For the first time, a climate summit will be held with a focus on Africa. The continent is demanding finance for climate protection, but in return has something to offer for the energy transition.
At the start of the first Africa Climate Summit, Kenya’s President William Ruto described the continent as “the key to accelerating the decarbonization of the global economy”.
The energy transition is not only necessary for climate protection, but also an opportunity to create “economic opportunities worth billions”, said Ruto at the beginning of the three-day summit in the Kenyan capital Nairobi.
“Investors around the world are looking for trillions of dollars worth of green investment opportunities,” Ruto said. Africa has the potential to attract this money. This included ideal conditions for the production of renewable energies, for example from the sun and wind.
Africa also has mineral resources that are critical for the energy transition, such as lithium, copper, rare earths or silicon, and also enormous “natural capital” such as forests, arable land, water and marine resources. The aim is to develop the continent into a globally relevant “green industrial location” that enables African countries to “compete fairly” in global markets.
Africa is suffering greatly from the climate crisis
Ruto and the African Union (AU) are hosting the summit, which will bring together African leaders, as well as representatives from the United Nations, governments from other regions, NGOs and the private sector. The Parliamentary State Secretary in the Development Ministry, Bärbel Kofler (SPD), and the Commissioner for International Climate Policy at the Federal Foreign Office, Jennifer Morgan, have traveled on behalf of Germany.
The continent is suffering greatly from the consequences of the climate crisis, but contributes comparatively little to the climate-damaging greenhouse gas emissions. That is why African countries want to focus on the global financing of climate protection projects on the continent during the summit.
For the consequences of climate change that are already noticeable today, African states are demanding compensation from the industrialized countries, which have made a massive contribution to global warming. Africa, so the argument goes, is statistically responsible for less than four percent of global warming, but pays the highest price. According to estimates by the African Development Bank, climate-related natural disasters cost countries between 7 and 15 billion US dollars a year. By 2030, these losses could increase to $50 billion annually.

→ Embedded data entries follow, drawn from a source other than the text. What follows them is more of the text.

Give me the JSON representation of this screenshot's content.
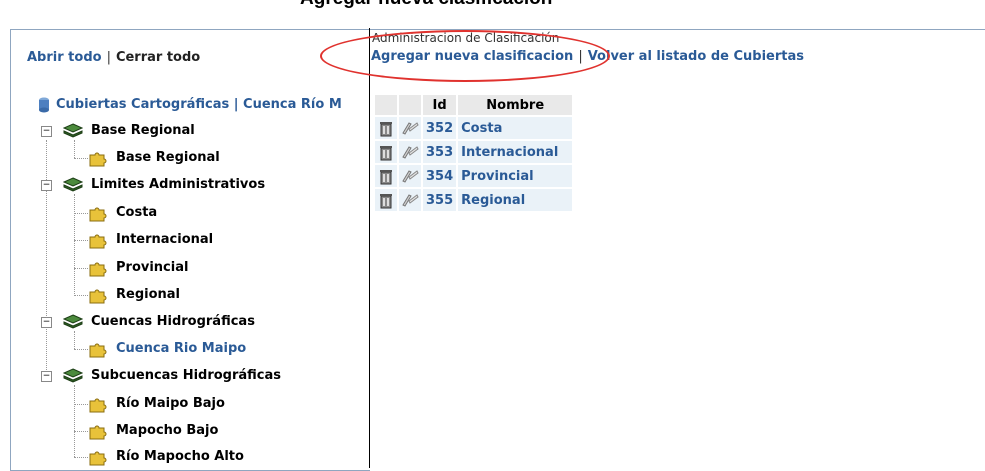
{
  "page_title": "Agregar nueva clasificacion",
  "left_panel": {
    "open_all": "Abrir todo",
    "separator": "|",
    "close_all": "Cerrar todo",
    "root": "Cubiertas Cartográficas | Cuenca Río M",
    "groups": [
      {
        "label": "Base Regional",
        "children": [
          "Base Regional"
        ]
      },
      {
        "label": "Limites Administrativos",
        "children": [
          "Costa",
          "Internacional",
          "Provincial",
          "Regional"
        ]
      },
      {
        "label": "Cuencas Hidrográficas",
        "children": [
          "Cuenca Rio Maipo"
        ]
      },
      {
        "label": "Subcuencas Hidrográficas",
        "children": [
          "Río Maipo Bajo",
          "Mapocho Bajo",
          "Río Mapocho Alto"
        ]
      }
    ],
    "active_leaf": "Cuenca Rio Maipo"
  },
  "right_panel": {
    "admin_title": "Administracion de Clasificación",
    "add_link": "Agregar nueva clasificacion",
    "separator": "|",
    "back_link": "Volver al listado de Cubiertas",
    "table": {
      "headers": [
        "",
        "",
        "Id",
        "Nombre"
      ],
      "rows": [
        {
          "id": "352",
          "name": "Costa"
        },
        {
          "id": "353",
          "name": "Internacional"
        },
        {
          "id": "354",
          "name": "Provincial"
        },
        {
          "id": "355",
          "name": "Regional"
        }
      ]
    }
  },
  "colors": {
    "link": "#2a5a96",
    "highlight": "#e0322e",
    "row_bg": "#eaf2f8",
    "header_bg": "#e9e9e9"
  },
  "icons": [
    "database-icon",
    "expander-minus-icon",
    "layers-icon",
    "puzzle-icon",
    "trash-icon",
    "edit-icon"
  ]
}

Industrialized countries are not keeping their promises
The summit participants in Nairobi therefore want to remind the industrialized countries of their financial obligations – for example in the financing of climate projects in the Global South. Since 2020, states have committed to raising 100 billion US dollars annually for this. The aim is to save emissions and finance projects to adapt to climate change. It has long been known that the industrialized countries have not met this goal.
Money has flowed into other areas, especially since the corona pandemic and the war of aggression in Ukraine. Demands for debt relief are also likely to play an important role at the summit.
There are now so many consecutive climate disasters that African countries are struggling to recover, said Josefa Correia Sacko, the AU’s Agriculture and Environment Commissioner. Some countries spend up to half of their gross domestic product to deal with climate-related destruction. “The costs of climate change are exploding,” Sacko warned. Industrialized countries must therefore keep their financial promises as quickly as possible.
UN climate chief Simon Stiell also emphasized the need to close the financial gap as quickly as possible. He called for the “immediate” payment of the $100 billion annually pledged, a doubling of funding for climate change adaptation, a significant increase in the Green Climate Fund to reduce carbon emissions in poor countries, and the alignment of the global financial system with “green action”. .
The summit is to end on Wednesday with a “Nairobi Declaration”, which is intended to set important signals and goals – also for the forthcoming world climate conference starting November 30 in Dubai.
I have been working in the news industry for over 6 years, first as a reporter and now as an editor. I have covered politics extensively, and my work has appeared in major newspapers and online news outlets around the world. In addition to my writing, I also contribute regularly to 24 Hours World.